The new design is hideous and was clearly motivated by political correctness. The image looks like Moochelle Obama on a bad day.

I will avoid this and any similarly themed coins issued by the US Mint. A Canadian Gold Maple Leaf is a much more attractive coin, appearance and price-wise, in any event.
I want to thank the CCAC and CFA for saving me money. I'm a small-time collector, for whom large gold coins are a stretch, financially. I bought the 2009 St. Gaudens Ultra High Relief because it was beautiful. So too did I buy the 2015 American Liberty high relief gold coin. And I'm looking forward to purchasing the gold versions of the Winged Liberty Head dime, Standing Liberty quarter, and Walking Liberty half dollar later this year. But I won't be buying the 2017 high relief gold. Perhaps there'll be a design worth collecting in 2018.

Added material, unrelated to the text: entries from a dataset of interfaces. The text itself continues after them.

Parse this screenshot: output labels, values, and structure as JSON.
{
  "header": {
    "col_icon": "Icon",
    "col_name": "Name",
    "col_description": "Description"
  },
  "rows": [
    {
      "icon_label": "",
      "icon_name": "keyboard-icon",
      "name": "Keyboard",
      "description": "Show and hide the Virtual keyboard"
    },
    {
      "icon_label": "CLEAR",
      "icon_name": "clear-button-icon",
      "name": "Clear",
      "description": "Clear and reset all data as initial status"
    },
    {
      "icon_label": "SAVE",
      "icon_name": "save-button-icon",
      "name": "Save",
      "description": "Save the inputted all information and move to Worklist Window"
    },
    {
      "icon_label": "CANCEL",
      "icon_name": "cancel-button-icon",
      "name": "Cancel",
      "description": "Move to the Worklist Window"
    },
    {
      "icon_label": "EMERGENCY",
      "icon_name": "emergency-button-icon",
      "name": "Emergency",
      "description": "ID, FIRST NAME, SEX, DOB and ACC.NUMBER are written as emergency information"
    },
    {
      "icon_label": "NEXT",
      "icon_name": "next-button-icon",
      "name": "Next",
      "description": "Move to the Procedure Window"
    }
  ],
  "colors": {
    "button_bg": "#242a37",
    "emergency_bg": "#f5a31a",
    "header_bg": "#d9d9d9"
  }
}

A bold, worthwhile and attractive design. My only criticism is that there should be a few more stars, but smaller.